Start of Records provided

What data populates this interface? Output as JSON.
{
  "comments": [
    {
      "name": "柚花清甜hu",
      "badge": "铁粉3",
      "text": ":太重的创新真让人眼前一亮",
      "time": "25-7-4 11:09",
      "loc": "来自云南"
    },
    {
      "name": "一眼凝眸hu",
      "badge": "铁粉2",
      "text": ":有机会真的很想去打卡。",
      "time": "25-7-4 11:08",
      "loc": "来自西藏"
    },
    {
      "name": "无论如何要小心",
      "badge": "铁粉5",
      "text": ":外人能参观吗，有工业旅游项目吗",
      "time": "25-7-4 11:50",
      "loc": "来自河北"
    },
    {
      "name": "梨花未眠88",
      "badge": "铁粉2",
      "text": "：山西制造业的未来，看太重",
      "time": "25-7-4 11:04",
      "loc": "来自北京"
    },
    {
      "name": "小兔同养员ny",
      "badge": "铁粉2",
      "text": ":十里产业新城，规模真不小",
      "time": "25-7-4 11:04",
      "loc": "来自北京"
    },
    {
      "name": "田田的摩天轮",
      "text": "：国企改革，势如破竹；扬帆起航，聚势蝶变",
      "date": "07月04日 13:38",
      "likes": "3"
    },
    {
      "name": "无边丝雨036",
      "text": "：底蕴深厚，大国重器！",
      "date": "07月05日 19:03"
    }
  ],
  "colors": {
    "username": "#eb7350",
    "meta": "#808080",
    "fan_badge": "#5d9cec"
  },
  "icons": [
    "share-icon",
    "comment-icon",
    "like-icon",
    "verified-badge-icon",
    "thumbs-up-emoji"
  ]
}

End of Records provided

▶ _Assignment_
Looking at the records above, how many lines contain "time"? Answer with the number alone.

▶ _Result_
5